The research found a gram negative anaerobe, aggregatibacter actinomycetemcomitans (Aa) found in 62% of chronic periodontal (gum) disease cases is a probable cause of many, but not all, cases of rheumatoid arthritis.  This also suggests that there are also other causes, such as Staphylococcus aureus.  Both of these gum disease pathogens produce pore-forming toxins which poke holes in your cell membranes, allowing calcium to pour into them. This drives the activation of enzymes that mediate an amino acid conversion in your proteins, a process called hypercitrullination, which in turn induces antibody production against those proteins.  The antibodies cause those cells with the citrullination to be removed from your system.  These anticitrullination antibodies are a hallmark of rheumatoid arthritis.  They are associated with the erosive joint destruction seen in people with rheumatoid arthritis as well as chronic periodontal destruction.

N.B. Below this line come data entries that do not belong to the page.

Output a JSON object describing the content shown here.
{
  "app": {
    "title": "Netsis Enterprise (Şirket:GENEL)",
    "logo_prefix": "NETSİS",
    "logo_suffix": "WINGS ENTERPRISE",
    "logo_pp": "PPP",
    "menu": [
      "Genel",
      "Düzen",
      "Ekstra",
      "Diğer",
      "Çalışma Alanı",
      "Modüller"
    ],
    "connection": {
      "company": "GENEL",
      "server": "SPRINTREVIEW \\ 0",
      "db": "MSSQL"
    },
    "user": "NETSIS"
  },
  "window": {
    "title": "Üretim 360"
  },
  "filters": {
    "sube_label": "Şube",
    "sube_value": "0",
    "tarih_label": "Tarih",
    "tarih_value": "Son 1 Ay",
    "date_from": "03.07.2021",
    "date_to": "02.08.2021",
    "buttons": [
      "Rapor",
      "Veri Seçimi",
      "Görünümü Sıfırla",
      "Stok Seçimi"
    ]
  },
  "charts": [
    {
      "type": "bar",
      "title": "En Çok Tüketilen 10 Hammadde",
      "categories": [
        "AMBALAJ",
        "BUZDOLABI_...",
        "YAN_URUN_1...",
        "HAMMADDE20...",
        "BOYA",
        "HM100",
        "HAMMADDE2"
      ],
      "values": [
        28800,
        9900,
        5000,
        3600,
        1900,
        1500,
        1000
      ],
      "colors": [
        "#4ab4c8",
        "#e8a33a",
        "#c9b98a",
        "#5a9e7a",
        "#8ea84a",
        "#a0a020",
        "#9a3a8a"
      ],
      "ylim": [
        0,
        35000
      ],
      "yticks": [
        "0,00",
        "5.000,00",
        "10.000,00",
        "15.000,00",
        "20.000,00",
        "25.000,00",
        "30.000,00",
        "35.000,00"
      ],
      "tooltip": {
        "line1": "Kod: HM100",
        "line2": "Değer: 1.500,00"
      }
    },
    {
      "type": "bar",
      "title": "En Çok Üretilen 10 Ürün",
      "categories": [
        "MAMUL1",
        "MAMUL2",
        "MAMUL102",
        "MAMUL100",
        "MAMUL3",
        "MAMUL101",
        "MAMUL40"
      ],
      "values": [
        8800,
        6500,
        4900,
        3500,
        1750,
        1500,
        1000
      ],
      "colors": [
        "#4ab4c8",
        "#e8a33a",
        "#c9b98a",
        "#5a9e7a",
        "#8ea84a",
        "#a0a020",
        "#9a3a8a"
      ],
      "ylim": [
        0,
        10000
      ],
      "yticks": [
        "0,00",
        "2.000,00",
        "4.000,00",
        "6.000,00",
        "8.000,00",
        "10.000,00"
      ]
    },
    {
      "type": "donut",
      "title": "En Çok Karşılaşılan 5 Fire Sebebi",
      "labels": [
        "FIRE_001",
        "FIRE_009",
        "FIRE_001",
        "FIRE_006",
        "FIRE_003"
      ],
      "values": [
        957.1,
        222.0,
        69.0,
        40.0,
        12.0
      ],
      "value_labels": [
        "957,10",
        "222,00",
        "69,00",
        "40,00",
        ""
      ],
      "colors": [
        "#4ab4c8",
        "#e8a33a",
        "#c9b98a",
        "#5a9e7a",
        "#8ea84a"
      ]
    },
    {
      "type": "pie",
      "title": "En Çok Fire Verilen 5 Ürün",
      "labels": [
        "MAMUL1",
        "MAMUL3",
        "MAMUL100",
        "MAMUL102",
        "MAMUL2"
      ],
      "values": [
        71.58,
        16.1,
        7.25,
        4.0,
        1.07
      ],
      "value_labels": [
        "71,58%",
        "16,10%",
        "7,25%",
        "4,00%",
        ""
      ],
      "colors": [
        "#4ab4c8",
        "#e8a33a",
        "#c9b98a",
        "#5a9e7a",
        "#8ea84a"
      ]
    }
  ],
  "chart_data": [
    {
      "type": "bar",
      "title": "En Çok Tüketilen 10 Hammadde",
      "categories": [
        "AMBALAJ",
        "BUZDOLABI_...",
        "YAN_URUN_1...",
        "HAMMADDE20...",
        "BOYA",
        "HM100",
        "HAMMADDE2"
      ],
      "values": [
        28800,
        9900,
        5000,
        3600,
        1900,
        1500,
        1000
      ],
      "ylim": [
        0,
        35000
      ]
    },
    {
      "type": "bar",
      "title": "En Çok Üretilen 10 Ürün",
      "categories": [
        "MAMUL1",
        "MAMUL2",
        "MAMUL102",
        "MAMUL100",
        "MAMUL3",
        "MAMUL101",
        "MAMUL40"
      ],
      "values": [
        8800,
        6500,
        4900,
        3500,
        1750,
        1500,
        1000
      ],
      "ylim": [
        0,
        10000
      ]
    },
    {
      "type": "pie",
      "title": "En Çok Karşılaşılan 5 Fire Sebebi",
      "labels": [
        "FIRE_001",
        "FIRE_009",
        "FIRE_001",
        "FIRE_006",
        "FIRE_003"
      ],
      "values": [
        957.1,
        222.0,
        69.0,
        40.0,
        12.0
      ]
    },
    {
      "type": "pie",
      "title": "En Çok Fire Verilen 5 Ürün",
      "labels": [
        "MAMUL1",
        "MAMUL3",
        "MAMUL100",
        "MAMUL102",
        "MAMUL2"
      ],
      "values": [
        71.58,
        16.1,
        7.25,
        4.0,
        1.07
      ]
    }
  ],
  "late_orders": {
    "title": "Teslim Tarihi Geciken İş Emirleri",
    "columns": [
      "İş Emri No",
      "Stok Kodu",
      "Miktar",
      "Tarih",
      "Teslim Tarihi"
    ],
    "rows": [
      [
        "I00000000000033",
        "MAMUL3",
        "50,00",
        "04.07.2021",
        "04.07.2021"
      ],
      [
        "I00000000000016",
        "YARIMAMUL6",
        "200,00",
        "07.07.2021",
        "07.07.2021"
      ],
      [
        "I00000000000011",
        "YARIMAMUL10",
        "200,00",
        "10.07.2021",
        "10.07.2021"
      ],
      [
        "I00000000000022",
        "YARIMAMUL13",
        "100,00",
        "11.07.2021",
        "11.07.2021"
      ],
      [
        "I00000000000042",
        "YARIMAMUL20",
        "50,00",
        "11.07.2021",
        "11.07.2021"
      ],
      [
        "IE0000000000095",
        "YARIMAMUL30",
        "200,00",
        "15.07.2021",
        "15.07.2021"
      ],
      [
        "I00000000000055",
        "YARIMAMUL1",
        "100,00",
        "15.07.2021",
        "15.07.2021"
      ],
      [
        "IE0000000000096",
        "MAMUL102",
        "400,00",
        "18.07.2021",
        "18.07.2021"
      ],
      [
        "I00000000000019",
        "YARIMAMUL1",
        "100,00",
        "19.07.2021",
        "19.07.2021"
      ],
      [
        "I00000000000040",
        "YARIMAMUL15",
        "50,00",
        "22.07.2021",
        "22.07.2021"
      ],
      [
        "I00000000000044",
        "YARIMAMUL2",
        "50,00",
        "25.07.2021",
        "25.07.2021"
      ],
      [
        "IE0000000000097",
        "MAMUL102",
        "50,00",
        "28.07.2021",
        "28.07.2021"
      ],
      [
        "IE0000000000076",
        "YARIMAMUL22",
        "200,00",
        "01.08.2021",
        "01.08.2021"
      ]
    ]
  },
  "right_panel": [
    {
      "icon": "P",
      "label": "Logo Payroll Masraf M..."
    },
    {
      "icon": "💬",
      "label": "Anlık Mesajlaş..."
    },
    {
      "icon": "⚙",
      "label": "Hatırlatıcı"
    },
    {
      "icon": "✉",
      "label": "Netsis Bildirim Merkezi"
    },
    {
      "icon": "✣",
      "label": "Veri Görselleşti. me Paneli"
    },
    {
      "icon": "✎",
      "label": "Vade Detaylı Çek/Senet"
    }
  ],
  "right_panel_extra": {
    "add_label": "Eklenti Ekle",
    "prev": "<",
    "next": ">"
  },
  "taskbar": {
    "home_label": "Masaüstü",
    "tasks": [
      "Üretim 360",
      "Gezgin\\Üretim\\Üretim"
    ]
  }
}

What we thought was an unknown cause "autoimmune" disease, rheumatoid arthritis is turning out to be an infectious disease process with collateral damage, just like periodontal disease.  They are finding what was previously thought to be "periodontal only" disease organisms in the joints and elsewhere, gaining entrance via the blood supply.  

I cannot stress highly enough, the need to visit a dentist regularly to keep periodontal disease suppressed, or better, out of your system.  Be sure to find a dentist who rates diagnosing and treating gum disease as his/her priority for the sake of your health and longevity.